Supplied data:
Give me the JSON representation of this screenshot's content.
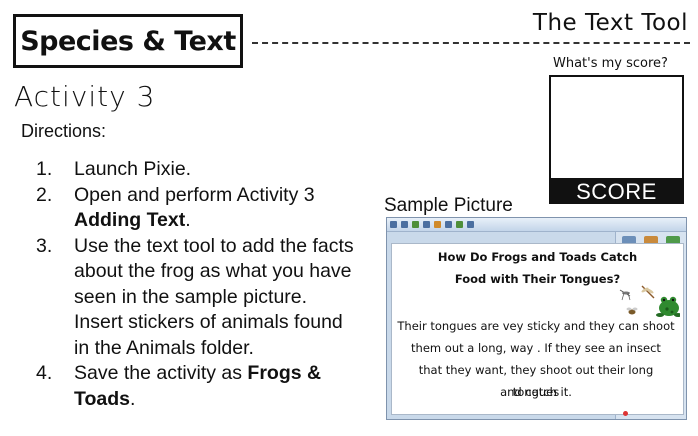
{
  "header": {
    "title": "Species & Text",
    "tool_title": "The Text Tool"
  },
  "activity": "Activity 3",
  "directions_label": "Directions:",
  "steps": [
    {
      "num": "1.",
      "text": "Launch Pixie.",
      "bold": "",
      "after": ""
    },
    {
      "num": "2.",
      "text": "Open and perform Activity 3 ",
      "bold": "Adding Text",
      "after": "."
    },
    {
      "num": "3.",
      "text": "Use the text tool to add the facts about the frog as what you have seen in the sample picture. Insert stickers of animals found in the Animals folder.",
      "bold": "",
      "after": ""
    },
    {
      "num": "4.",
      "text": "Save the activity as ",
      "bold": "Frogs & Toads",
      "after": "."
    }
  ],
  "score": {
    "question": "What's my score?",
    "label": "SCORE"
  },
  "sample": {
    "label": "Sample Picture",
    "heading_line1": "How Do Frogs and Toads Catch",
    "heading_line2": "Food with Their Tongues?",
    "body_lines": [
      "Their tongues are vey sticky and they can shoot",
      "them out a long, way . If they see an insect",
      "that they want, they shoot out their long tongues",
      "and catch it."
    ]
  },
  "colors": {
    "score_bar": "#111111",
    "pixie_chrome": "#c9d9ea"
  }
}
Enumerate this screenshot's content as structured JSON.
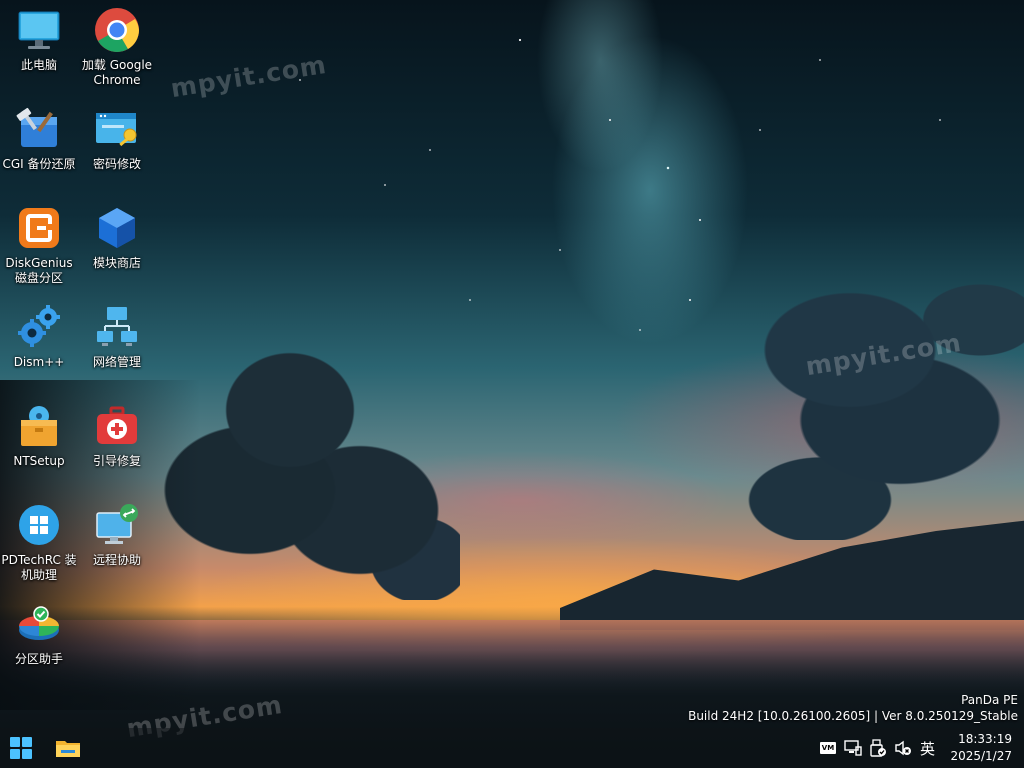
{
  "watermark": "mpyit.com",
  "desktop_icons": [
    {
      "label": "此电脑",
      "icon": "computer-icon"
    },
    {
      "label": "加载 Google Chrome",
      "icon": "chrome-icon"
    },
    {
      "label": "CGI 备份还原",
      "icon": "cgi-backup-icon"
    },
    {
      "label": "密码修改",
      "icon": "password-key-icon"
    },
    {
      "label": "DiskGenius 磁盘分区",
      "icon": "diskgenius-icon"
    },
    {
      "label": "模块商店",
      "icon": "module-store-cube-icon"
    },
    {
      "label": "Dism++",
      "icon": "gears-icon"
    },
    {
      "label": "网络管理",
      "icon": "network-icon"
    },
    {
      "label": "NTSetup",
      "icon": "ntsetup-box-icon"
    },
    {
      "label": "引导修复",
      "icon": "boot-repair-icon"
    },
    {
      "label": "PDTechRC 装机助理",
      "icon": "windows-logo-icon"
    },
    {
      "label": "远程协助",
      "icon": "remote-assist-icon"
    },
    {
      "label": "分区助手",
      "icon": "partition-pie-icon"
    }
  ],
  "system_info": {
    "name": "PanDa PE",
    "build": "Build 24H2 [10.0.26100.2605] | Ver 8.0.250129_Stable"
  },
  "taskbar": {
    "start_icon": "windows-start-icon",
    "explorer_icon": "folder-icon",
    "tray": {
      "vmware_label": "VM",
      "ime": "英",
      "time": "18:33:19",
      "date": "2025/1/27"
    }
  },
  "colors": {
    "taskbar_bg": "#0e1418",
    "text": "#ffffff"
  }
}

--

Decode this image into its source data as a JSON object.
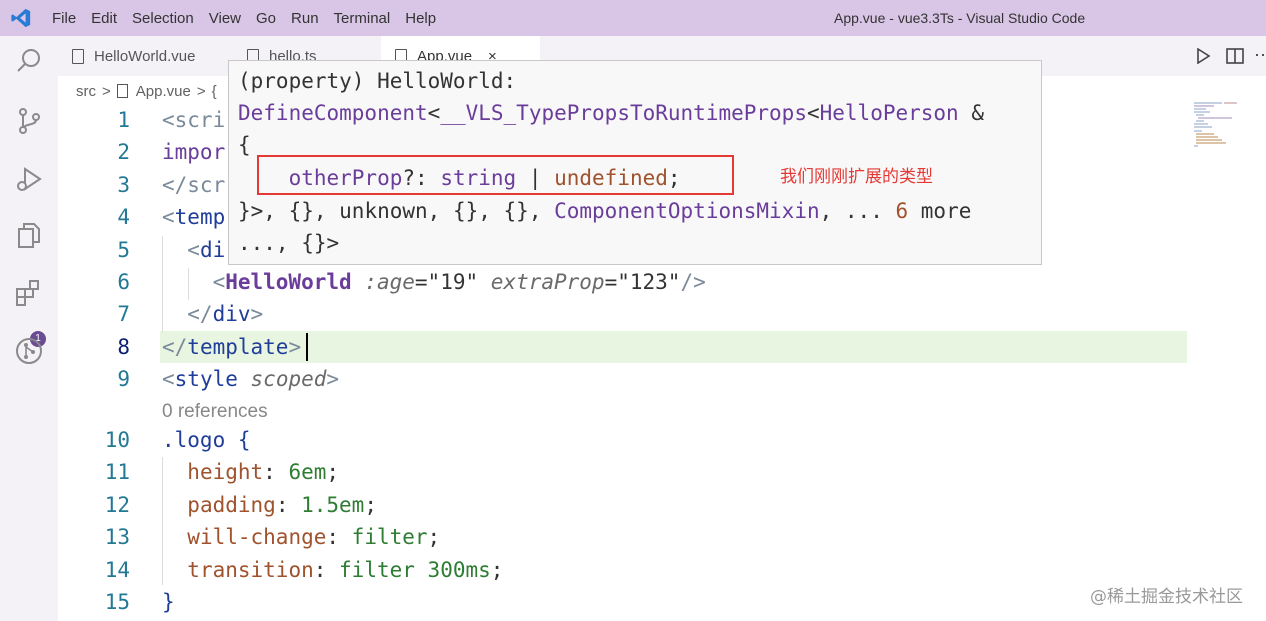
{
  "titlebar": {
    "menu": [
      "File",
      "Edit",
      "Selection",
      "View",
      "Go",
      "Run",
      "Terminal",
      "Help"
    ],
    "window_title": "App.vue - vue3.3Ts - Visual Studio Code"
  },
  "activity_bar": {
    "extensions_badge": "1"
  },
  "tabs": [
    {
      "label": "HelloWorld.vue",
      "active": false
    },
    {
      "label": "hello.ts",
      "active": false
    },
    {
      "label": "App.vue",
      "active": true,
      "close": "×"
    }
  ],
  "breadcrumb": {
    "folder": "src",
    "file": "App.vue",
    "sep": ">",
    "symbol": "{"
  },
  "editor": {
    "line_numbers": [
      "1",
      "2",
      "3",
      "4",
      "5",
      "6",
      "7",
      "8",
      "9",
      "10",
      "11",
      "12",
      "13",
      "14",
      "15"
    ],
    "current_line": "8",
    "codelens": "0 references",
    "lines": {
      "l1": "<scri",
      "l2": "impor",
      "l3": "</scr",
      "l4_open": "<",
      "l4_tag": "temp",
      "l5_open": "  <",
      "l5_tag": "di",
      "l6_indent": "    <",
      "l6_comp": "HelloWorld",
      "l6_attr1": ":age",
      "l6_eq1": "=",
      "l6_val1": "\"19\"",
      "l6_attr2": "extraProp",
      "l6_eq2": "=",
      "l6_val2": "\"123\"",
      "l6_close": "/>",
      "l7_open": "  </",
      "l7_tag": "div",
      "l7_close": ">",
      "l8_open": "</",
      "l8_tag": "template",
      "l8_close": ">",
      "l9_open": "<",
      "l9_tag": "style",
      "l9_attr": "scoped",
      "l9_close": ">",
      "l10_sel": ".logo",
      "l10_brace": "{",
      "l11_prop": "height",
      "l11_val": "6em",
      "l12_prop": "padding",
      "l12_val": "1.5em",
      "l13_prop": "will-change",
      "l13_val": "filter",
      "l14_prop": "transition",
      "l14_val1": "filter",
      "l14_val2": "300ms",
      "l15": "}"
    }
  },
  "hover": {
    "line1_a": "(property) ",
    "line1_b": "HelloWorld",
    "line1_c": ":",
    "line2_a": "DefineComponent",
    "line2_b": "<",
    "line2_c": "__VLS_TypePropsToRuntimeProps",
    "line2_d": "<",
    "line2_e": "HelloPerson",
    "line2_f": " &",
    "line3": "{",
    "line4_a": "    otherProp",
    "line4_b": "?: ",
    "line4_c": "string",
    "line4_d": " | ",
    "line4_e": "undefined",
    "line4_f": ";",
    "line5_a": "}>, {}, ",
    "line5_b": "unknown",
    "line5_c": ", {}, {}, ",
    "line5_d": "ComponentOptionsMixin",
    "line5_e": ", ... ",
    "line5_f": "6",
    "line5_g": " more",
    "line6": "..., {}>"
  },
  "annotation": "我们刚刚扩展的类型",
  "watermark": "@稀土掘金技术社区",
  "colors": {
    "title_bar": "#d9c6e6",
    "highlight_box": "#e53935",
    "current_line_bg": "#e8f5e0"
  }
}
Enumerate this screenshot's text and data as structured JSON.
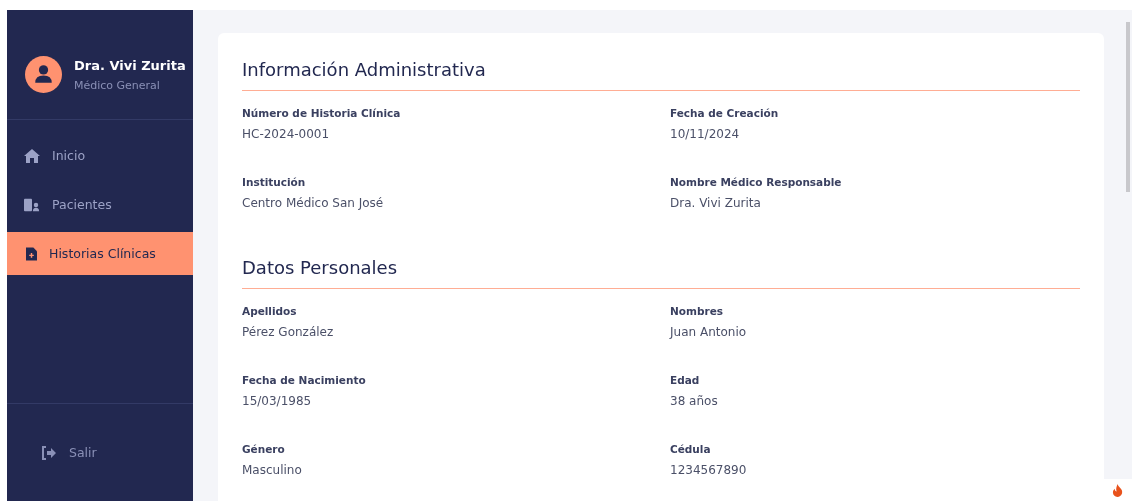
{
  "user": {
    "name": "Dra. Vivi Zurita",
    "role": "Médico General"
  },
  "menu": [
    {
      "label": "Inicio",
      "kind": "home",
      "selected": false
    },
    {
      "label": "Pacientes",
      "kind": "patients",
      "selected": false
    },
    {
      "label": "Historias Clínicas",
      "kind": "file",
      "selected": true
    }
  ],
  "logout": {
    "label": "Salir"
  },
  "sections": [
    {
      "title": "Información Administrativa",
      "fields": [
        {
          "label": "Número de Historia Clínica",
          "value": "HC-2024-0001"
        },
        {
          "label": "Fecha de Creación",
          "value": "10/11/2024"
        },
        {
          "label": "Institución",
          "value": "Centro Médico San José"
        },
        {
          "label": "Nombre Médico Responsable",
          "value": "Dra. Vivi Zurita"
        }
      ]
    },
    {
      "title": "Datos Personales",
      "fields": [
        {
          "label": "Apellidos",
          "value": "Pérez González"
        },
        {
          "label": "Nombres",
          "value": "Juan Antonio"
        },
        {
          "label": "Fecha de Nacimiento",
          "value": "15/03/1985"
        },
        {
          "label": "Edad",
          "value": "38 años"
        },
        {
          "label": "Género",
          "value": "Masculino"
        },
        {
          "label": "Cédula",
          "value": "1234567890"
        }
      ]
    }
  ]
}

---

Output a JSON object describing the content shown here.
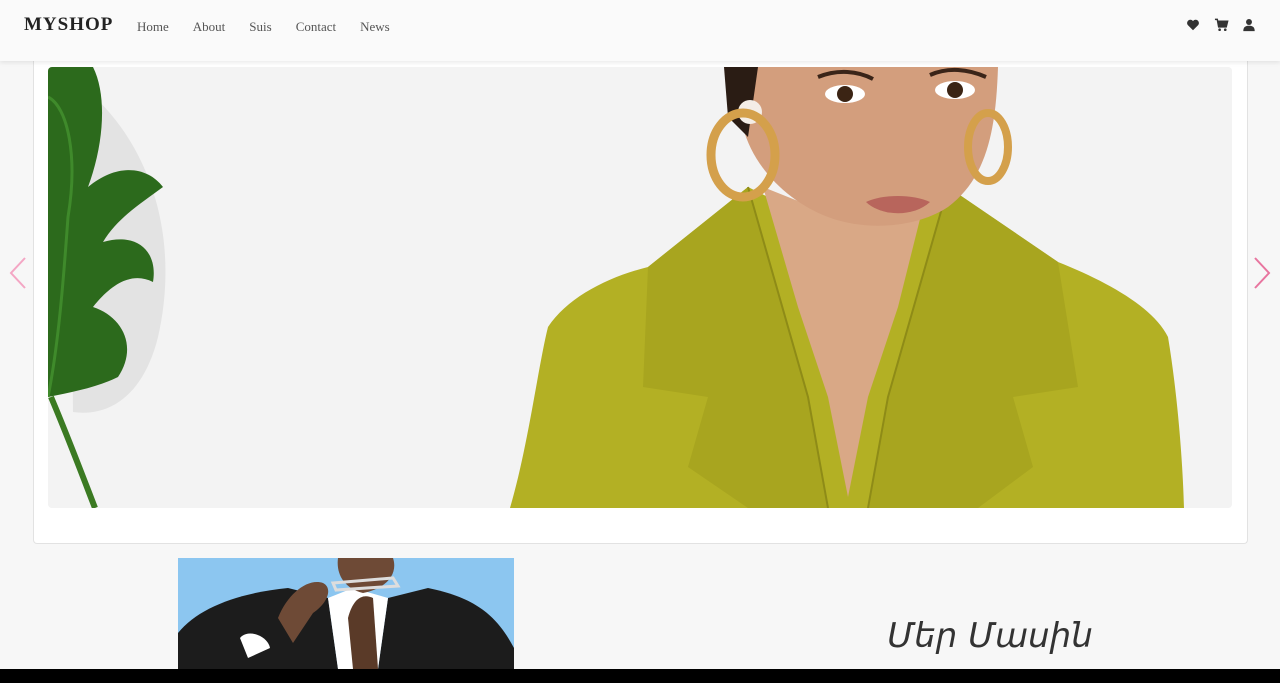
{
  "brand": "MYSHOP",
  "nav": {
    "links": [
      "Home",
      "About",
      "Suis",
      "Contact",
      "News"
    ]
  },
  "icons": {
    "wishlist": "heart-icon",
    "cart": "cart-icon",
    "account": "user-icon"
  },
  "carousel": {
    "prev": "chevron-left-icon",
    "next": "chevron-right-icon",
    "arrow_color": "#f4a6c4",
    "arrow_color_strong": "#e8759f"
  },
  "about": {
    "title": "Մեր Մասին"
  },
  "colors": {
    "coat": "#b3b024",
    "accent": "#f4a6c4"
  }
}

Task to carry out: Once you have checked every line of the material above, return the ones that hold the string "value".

Solution:
          "value": "HC-2024-0001"
          "value": "10/11/2024"
          "value": "Centro Médico San José"
          "value": "Dra. Vivi Zurita"
          "value": "Pérez González"
          "value": "Juan Antonio"
          "value": "15/03/1985"
          "value": "38 años"
          "value": "Masculino"
          "value": "1234567890"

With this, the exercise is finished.